The most dangerous part of the trip, the flight from Albuquerque to Kingman by way of Winslow, was also the most scenic. Between Albuquerque and Winslow the flight path took the passengers south of the Zuni buttes and over the Painted Desert in eastern Arizona. From Winslow to Kingman the air route passed the northern rim of Crater Mound, a deep hole in the earth almost a mile wide, formed when a gigantic meteor plunged into the desert floor, burying itself hundreds of feet in the ground.
By late afternoon the TAT TriMotor was zooming through Cajon Pass between the San Bernardino and San Gabriel mountains in California. In its approach to the Glendale airport, the airplane glided over Pasadena, north of Los Angeles and over Hollywood and the movie studios. Many of TAT’s passengers were celebrities. Mary Pickford christened the first eastbound TriMotor when TAT began operation on July 7, 1929. Will Rogers was also along for that inaugural west-to-east flight, part of which Lindbergh himself piloted.
Although TAT’s air-and-rail service was well publicized among the rich and famous, it faced numerous problems, not the least of which was its failure to attract the general public. Air travel was still much too costly for most people, and the time saved was not great enough to be an inducement.
After the crash of City of San Francisco, many of TAT’s regular well-to-do passengers began choosing the train. To counter the bad publicity, TAT tried offering more in-flight amenities, including hot meals and newsreels. The changes had little effect, however, and the airline began to lose money. Then the stock market crashed.
The October 1929 crash and the Great Depression that followed affected many businesses in the United States, especially those such as TAT which served mostly wealthy customers. In addition, a second deadly accident in January 1930 made many travelers even more reluctant to fly. The company was soon flirting with bankruptcy.

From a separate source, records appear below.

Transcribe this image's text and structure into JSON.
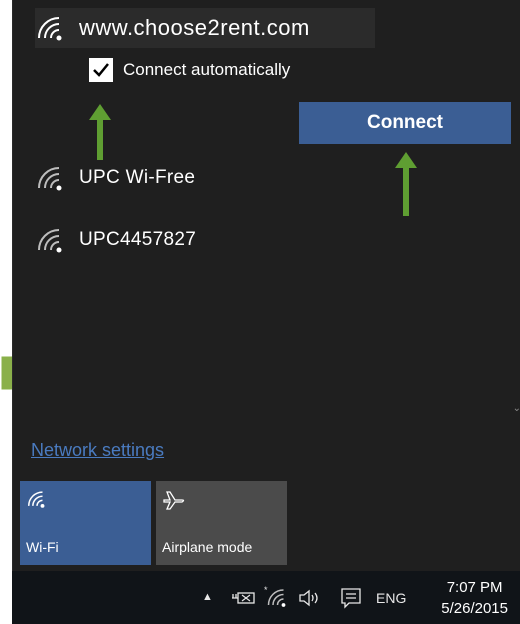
{
  "networks": {
    "selected": {
      "name": "www.choose2rent.com"
    },
    "auto_connect_label": "Connect automatically",
    "auto_connect_checked": true,
    "connect_label": "Connect",
    "others": [
      {
        "name": "UPC Wi-Free"
      },
      {
        "name": "UPC4457827"
      }
    ]
  },
  "network_settings_label": "Network settings",
  "quick_actions": {
    "wifi_label": "Wi-Fi",
    "airplane_label": "Airplane mode"
  },
  "taskbar": {
    "language": "ENG",
    "time": "7:07 PM",
    "date": "5/26/2015"
  },
  "colors": {
    "accent": "#3b5e94",
    "link": "#4a7bc0",
    "annotation_arrow": "#6fa33a"
  },
  "icons": {
    "wifi": "wifi-signal-icon",
    "airplane": "airplane-icon",
    "check": "check-icon",
    "chevron": "chevron-up-icon",
    "battery": "battery-plug-icon",
    "volume": "volume-icon",
    "notification": "action-center-icon"
  }
}
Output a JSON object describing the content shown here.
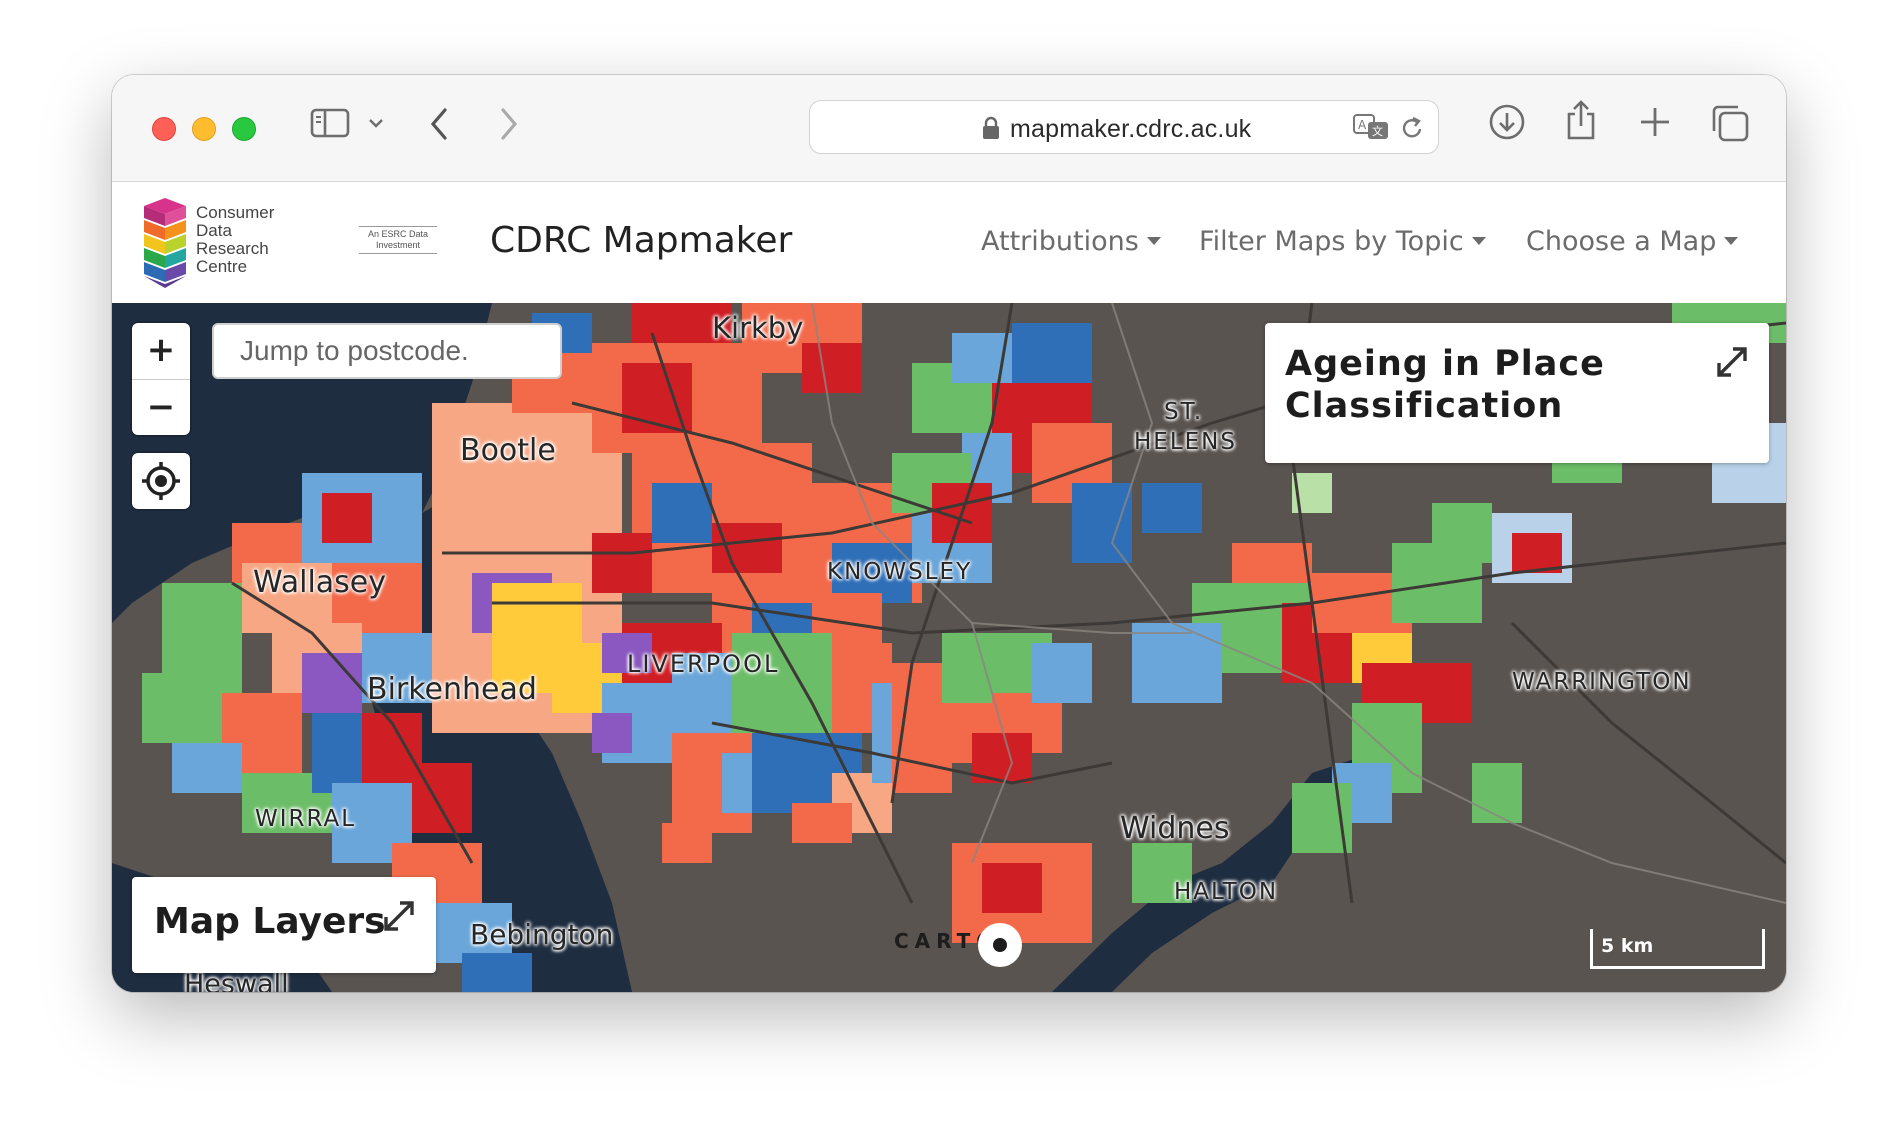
{
  "browser": {
    "url": "mapmaker.cdrc.ac.uk"
  },
  "header": {
    "logo_lines": [
      "Consumer",
      "Data",
      "Research",
      "Centre"
    ],
    "esrc_lines": [
      "An ESRC Data",
      "Investment"
    ],
    "app_title": "CDRC Mapmaker",
    "nav": {
      "attributions": "Attributions",
      "filter_topic": "Filter Maps by Topic",
      "choose_map": "Choose a Map"
    }
  },
  "map": {
    "zoom_in": "+",
    "zoom_out": "−",
    "postcode_placeholder": "Jump to postcode.",
    "legend_title": "Ageing in Place Classification",
    "layers_title": "Map Layers",
    "scale_label": "5 km",
    "attribution": "CARTO",
    "place_labels": {
      "kirkby": "Kirkby",
      "bootle": "Bootle",
      "st_helens_1": "ST.",
      "st_helens_2": "HELENS",
      "knowsley": "KNOWSLEY",
      "wallasey": "Wallasey",
      "liverpool": "LIVERPOOL",
      "birkenhead": "Birkenhead",
      "warrington": "WARRINGTON",
      "wirral": "WIRRAL",
      "widnes": "Widnes",
      "halton": "HALTON",
      "bebington": "Bebington",
      "heswall": "Heswall"
    },
    "colors": {
      "land": "#5a5450",
      "water": "#1f2d40",
      "red": "#cf1f25",
      "orange_red": "#f36a4b",
      "salmon": "#f7a784",
      "dark_blue": "#2f6fb8",
      "light_blue": "#6aa6d9",
      "pale_blue": "#b9d2ea",
      "green": "#6cbd68",
      "pale_green": "#b8e0a7",
      "purple": "#8a58c0",
      "yellow": "#ffcb3a"
    }
  }
}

TAT was not alone. Every airline lost money in those early days of commercial air travel. The industry’s record of losing money soon convinced the federal government that it needed to take an active role in developing passenger operations. So the government offered airlines long term mail contracts in exchange for their efforts to buy larger, safer airplanes to carry passengers. As a result, Transcontinental Air Transport, which did not carry mail, merged with Western Air Express, which already had a mail contract. The merger created Transcontinental and Western Air. The same day that merger was announced, October 25, 1930, the new company—which later became Trans World Airlines (TWA)—stopped operating its airand-rail service and began flying the whole route with an overnight stop in Kansas City.

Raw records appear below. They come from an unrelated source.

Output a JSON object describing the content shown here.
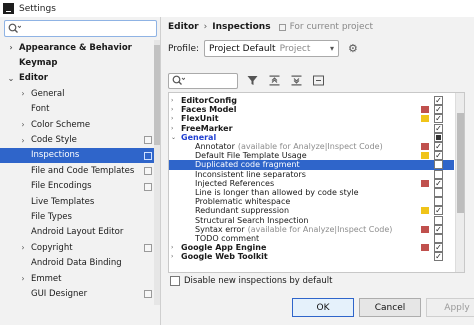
{
  "window": {
    "title": "Settings"
  },
  "search": {
    "placeholder": ""
  },
  "sidebar": {
    "items": [
      {
        "label": "Appearance & Behavior",
        "bold": true,
        "chevron": "›",
        "indent": 0
      },
      {
        "label": "Keymap",
        "bold": true,
        "chevron": "",
        "indent": 0
      },
      {
        "label": "Editor",
        "bold": true,
        "chevron": "⌄",
        "indent": 0
      },
      {
        "label": "General",
        "bold": false,
        "chevron": "›",
        "indent": 1
      },
      {
        "label": "Font",
        "bold": false,
        "chevron": "",
        "indent": 1
      },
      {
        "label": "Color Scheme",
        "bold": false,
        "chevron": "›",
        "indent": 1
      },
      {
        "label": "Code Style",
        "bold": false,
        "chevron": "›",
        "indent": 1,
        "copy": true
      },
      {
        "label": "Inspections",
        "bold": false,
        "chevron": "",
        "indent": 1,
        "copy": true,
        "selected": true
      },
      {
        "label": "File and Code Templates",
        "bold": false,
        "chevron": "",
        "indent": 1,
        "copy": true
      },
      {
        "label": "File Encodings",
        "bold": false,
        "chevron": "",
        "indent": 1,
        "copy": true
      },
      {
        "label": "Live Templates",
        "bold": false,
        "chevron": "",
        "indent": 1
      },
      {
        "label": "File Types",
        "bold": false,
        "chevron": "",
        "indent": 1
      },
      {
        "label": "Android Layout Editor",
        "bold": false,
        "chevron": "",
        "indent": 1
      },
      {
        "label": "Copyright",
        "bold": false,
        "chevron": "›",
        "indent": 1,
        "copy": true
      },
      {
        "label": "Android Data Binding",
        "bold": false,
        "chevron": "",
        "indent": 1
      },
      {
        "label": "Emmet",
        "bold": false,
        "chevron": "›",
        "indent": 1
      },
      {
        "label": "GUI Designer",
        "bold": false,
        "chevron": "",
        "indent": 1,
        "copy": true
      }
    ]
  },
  "breadcrumb": {
    "part1": "Editor",
    "separator": "›",
    "part2": "Inspections",
    "project_note": "For current project"
  },
  "profile": {
    "label": "Profile:",
    "value": "Project Default",
    "scope": "Project"
  },
  "inspections": {
    "rows": [
      {
        "label": "EditorConfig",
        "level": 0,
        "bold": true,
        "chevron": "›",
        "severity": "",
        "check": "checked"
      },
      {
        "label": "Faces Model",
        "level": 0,
        "bold": true,
        "chevron": "›",
        "severity": "#c0504d",
        "check": "checked"
      },
      {
        "label": "FlexUnit",
        "level": 0,
        "bold": true,
        "chevron": "›",
        "severity": "#f0c419",
        "check": "checked"
      },
      {
        "label": "FreeMarker",
        "level": 0,
        "bold": true,
        "chevron": "›",
        "severity": "",
        "check": "checked"
      },
      {
        "label": "General",
        "level": 0,
        "bold": true,
        "blue": true,
        "chevron": "⌄",
        "severity": "",
        "check": "partial"
      },
      {
        "label": "Annotator",
        "note": "(available for Analyze|Inspect Code)",
        "level": 1,
        "severity": "#c0504d",
        "check": "checked"
      },
      {
        "label": "Default File Template Usage",
        "level": 1,
        "severity": "#f0c419",
        "check": "checked"
      },
      {
        "label": "Duplicated code fragment",
        "level": 1,
        "severity": "",
        "check": "unchecked",
        "selected": true
      },
      {
        "label": "Inconsistent line separators",
        "level": 1,
        "severity": "",
        "check": "unchecked"
      },
      {
        "label": "Injected References",
        "level": 1,
        "severity": "#c0504d",
        "check": "checked"
      },
      {
        "label": "Line is longer than allowed by code style",
        "level": 1,
        "severity": "",
        "check": "unchecked"
      },
      {
        "label": "Problematic whitespace",
        "level": 1,
        "severity": "",
        "check": "unchecked"
      },
      {
        "label": "Redundant suppression",
        "level": 1,
        "severity": "#f0c419",
        "check": "checked"
      },
      {
        "label": "Structural Search Inspection",
        "level": 1,
        "severity": "",
        "check": "unchecked"
      },
      {
        "label": "Syntax error",
        "note": "(available for Analyze|Inspect Code)",
        "level": 1,
        "severity": "#c0504d",
        "check": "checked"
      },
      {
        "label": "TODO comment",
        "level": 1,
        "severity": "",
        "check": "unchecked"
      },
      {
        "label": "Google App Engine",
        "level": 0,
        "bold": true,
        "chevron": "›",
        "severity": "#c0504d",
        "check": "checked"
      },
      {
        "label": "Google Web Toolkit",
        "level": 0,
        "bold": true,
        "chevron": "›",
        "severity": "",
        "check": "checked"
      }
    ]
  },
  "disable_new": {
    "label": "Disable new inspections by default"
  },
  "buttons": {
    "ok": "OK",
    "cancel": "Cancel",
    "apply": "Apply"
  }
}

At a time when air travel had been largely limited to stunt flying and airmail runs, TAT advanced the cause of commercial aviation. It did so by fulfilling its original purpose—to bring the Atlantic and Pacific coasts within 48 hours of one another. Like the pony express before it, TAT helped unite the United States.

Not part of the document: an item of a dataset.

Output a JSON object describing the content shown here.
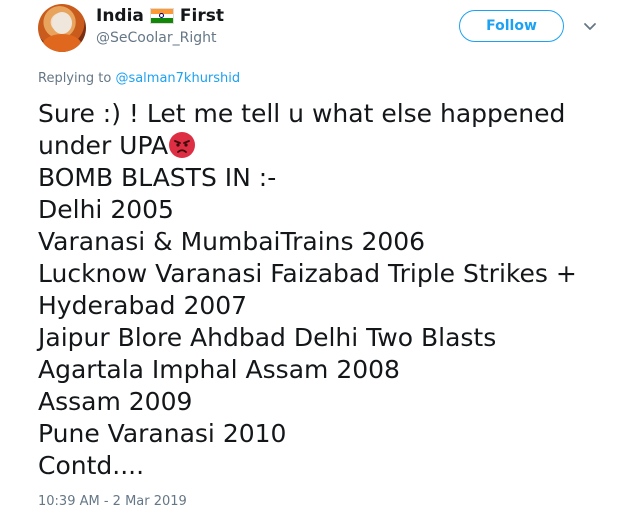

Freelance writer Donald Lankiewicz once lived in Columbus, Ohio, where a chance meeting with someone who had flown with TAT sparked his interest in the early airline. For further reading, he recommends: Airlines of the United States Since 1914, by R.E.G. Davies; and TAT, Transcontinental Air Transport Inc.: Commemorating the 50th Anniversary of Transcontinental Rail-Air Service, by Alan Hogenauer.
Originally published in the July 2007 issue of Aviation History. To subscribe, click here.